[[ SOURCE INFORMATION, beginning ]]

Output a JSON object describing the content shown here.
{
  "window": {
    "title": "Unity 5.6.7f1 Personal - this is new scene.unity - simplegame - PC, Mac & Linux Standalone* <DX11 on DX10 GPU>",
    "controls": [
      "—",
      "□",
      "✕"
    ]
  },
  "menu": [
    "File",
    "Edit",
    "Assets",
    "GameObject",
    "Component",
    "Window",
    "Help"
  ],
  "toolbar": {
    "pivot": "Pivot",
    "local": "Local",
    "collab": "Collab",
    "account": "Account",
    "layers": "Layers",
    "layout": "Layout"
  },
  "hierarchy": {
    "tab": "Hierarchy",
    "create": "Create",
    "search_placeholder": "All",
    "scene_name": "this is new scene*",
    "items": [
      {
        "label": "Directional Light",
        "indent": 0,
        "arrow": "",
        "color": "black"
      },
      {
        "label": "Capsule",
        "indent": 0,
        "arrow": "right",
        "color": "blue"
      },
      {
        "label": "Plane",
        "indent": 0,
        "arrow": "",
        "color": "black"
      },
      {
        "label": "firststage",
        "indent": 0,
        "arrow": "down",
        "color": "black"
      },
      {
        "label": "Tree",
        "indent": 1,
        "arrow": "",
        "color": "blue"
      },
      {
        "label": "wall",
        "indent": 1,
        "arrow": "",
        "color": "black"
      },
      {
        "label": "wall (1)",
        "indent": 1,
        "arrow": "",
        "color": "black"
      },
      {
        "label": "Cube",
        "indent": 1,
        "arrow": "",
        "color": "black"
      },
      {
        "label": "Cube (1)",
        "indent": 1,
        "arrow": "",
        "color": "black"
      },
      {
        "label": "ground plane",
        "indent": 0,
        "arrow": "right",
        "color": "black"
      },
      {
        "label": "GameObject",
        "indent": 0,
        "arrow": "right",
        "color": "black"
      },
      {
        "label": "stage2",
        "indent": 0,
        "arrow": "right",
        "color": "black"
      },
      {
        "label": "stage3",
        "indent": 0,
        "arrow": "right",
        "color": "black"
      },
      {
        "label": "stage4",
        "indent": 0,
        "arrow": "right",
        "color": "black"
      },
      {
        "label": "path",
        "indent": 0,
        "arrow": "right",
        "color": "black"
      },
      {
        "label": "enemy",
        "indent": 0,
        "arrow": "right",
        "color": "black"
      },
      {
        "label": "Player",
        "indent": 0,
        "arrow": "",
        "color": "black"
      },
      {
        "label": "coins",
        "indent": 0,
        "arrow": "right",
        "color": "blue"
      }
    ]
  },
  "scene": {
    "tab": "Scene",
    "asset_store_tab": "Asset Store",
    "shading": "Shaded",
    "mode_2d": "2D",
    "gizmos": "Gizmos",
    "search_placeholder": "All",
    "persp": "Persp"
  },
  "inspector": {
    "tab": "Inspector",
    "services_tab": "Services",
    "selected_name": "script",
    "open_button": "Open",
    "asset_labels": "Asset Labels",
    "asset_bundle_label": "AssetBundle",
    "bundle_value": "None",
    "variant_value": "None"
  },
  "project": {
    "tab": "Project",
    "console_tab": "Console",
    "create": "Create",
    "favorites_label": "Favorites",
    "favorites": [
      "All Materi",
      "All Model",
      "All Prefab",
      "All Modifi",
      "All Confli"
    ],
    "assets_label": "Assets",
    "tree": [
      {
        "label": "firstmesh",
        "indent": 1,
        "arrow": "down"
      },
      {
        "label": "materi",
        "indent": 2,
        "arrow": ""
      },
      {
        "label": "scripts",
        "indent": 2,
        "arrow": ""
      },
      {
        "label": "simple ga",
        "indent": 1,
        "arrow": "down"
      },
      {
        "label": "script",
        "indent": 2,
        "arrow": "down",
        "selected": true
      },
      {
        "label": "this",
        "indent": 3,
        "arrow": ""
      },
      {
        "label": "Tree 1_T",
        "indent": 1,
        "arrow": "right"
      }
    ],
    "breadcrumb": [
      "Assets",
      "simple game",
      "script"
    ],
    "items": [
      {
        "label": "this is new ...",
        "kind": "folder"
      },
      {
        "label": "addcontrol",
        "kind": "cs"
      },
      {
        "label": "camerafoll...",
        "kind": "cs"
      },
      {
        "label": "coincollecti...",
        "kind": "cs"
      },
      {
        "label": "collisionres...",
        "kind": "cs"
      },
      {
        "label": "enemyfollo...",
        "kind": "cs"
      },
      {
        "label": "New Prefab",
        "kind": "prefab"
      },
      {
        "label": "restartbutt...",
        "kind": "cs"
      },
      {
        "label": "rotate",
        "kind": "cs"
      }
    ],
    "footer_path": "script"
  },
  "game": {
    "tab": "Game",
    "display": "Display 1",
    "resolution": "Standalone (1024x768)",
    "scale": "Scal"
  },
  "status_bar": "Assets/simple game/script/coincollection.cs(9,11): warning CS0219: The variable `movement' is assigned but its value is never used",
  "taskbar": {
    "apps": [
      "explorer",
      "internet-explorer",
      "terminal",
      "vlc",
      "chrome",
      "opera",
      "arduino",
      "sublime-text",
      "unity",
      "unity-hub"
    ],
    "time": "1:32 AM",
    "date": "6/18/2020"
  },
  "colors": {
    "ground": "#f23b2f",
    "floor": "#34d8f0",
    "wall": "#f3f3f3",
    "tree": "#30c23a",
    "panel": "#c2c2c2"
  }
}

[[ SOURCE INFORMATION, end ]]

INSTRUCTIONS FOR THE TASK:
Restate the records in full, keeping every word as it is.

RESULT OF THE EXERCISE:
Output a JSON object describing the content shown here.
{
  "window": {
    "title": "Unity 5.6.7f1 Personal - this is new scene.unity - simplegame - PC, Mac & Linux Standalone* <DX11 on DX10 GPU>",
    "controls": [
      "—",
      "□",
      "✕"
    ]
  },
  "menu": [
    "File",
    "Edit",
    "Assets",
    "GameObject",
    "Component",
    "Window",
    "Help"
  ],
  "toolbar": {
    "pivot": "Pivot",
    "local": "Local",
    "collab": "Collab",
    "account": "Account",
    "layers": "Layers",
    "layout": "Layout"
  },
  "hierarchy": {
    "tab": "Hierarchy",
    "create": "Create",
    "search_placeholder": "All",
    "scene_name": "this is new scene*",
    "items": [
      {
        "label": "Directional Light",
        "indent": 0,
        "arrow": "",
        "color": "black"
      },
      {
        "label": "Capsule",
        "indent": 0,
        "arrow": "right",
        "color": "blue"
      },
      {
        "label": "Plane",
        "indent": 0,
        "arrow": "",
        "color": "black"
      },
      {
        "label": "firststage",
        "indent": 0,
        "arrow": "down",
        "color": "black"
      },
      {
        "label": "Tree",
        "indent": 1,
        "arrow": "",
        "color": "blue"
      },
      {
        "label": "wall",
        "indent": 1,
        "arrow": "",
        "color": "black"
      },
      {
        "label": "wall (1)",
        "indent": 1,
        "arrow": "",
        "color": "black"
      },
      {
        "label": "Cube",
        "indent": 1,
        "arrow": "",
        "color": "black"
      },
      {
        "label": "Cube (1)",
        "indent": 1,
        "arrow": "",
        "color": "black"
      },
      {
        "label": "ground plane",
        "indent": 0,
        "arrow": "right",
        "color": "black"
      },
      {
        "label": "GameObject",
        "indent": 0,
        "arrow": "right",
        "color": "black"
      },
      {
        "label": "stage2",
        "indent": 0,
        "arrow": "right",
        "color": "black"
      },
      {
        "label": "stage3",
        "indent": 0,
        "arrow": "right",
        "color": "black"
      },
      {
        "label": "stage4",
        "indent": 0,
        "arrow": "right",
        "color": "black"
      },
      {
        "label": "path",
        "indent": 0,
        "arrow": "right",
        "color": "black"
      },
      {
        "label": "enemy",
        "indent": 0,
        "arrow": "right",
        "color": "black"
      },
      {
        "label": "Player",
        "indent": 0,
        "arrow": "",
        "color": "black"
      },
      {
        "label": "coins",
        "indent": 0,
        "arrow": "right",
        "color": "blue"
      }
    ]
  },
  "scene": {
    "tab": "Scene",
    "asset_store_tab": "Asset Store",
    "shading": "Shaded",
    "mode_2d": "2D",
    "gizmos": "Gizmos",
    "search_placeholder": "All",
    "persp": "Persp"
  },
  "inspector": {
    "tab": "Inspector",
    "services_tab": "Services",
    "selected_name": "script",
    "open_button": "Open",
    "asset_labels": "Asset Labels",
    "asset_bundle_label": "AssetBundle",
    "bundle_value": "None",
    "variant_value": "None"
  },
  "project": {
    "tab": "Project",
    "console_tab": "Console",
    "create": "Create",
    "favorites_label": "Favorites",
    "favorites": [
      "All Materi",
      "All Model",
      "All Prefab",
      "All Modifi",
      "All Confli"
    ],
    "assets_label": "Assets",
    "tree": [
      {
        "label": "firstmesh",
        "indent": 1,
        "arrow": "down"
      },
      {
        "label": "materi",
        "indent": 2,
        "arrow": ""
      },
      {
        "label": "scripts",
        "indent": 2,
        "arrow": ""
      },
      {
        "label": "simple ga",
        "indent": 1,
        "arrow": "down"
      },
      {
        "label": "script",
        "indent": 2,
        "arrow": "down",
        "selected": true
      },
      {
        "label": "this",
        "indent": 3,
        "arrow": ""
      },
      {
        "label": "Tree 1_T",
        "indent": 1,
        "arrow": "right"
      }
    ],
    "breadcrumb": [
      "Assets",
      "simple game",
      "script"
    ],
    "items": [
      {
        "label": "this is new ...",
        "kind": "folder"
      },
      {
        "label": "addcontrol",
        "kind": "cs"
      },
      {
        "label": "camerafoll...",
        "kind": "cs"
      },
      {
        "label": "coincollecti...",
        "kind": "cs"
      },
      {
        "label": "collisionres...",
        "kind": "cs"
      },
      {
        "label": "enemyfollo...",
        "kind": "cs"
      },
      {
        "label": "New Prefab",
        "kind": "prefab"
      },
      {
        "label": "restartbutt...",
        "kind": "cs"
      },
      {
        "label": "rotate",
        "kind": "cs"
      }
    ],
    "footer_path": "script"
  },
  "game": {
    "tab": "Game",
    "display": "Display 1",
    "resolution": "Standalone (1024x768)",
    "scale": "Scal"
  },
  "status_bar": "Assets/simple game/script/coincollection.cs(9,11): warning CS0219: The variable `movement' is assigned but its value is never used",
  "taskbar": {
    "apps": [
      "explorer",
      "internet-explorer",
      "terminal",
      "vlc",
      "chrome",
      "opera",
      "arduino",
      "sublime-text",
      "unity",
      "unity-hub"
    ],
    "time": "1:32 AM",
    "date": "6/18/2020"
  },
  "colors": {
    "ground": "#f23b2f",
    "floor": "#34d8f0",
    "wall": "#f3f3f3",
    "tree": "#30c23a",
    "panel": "#c2c2c2"
  }
}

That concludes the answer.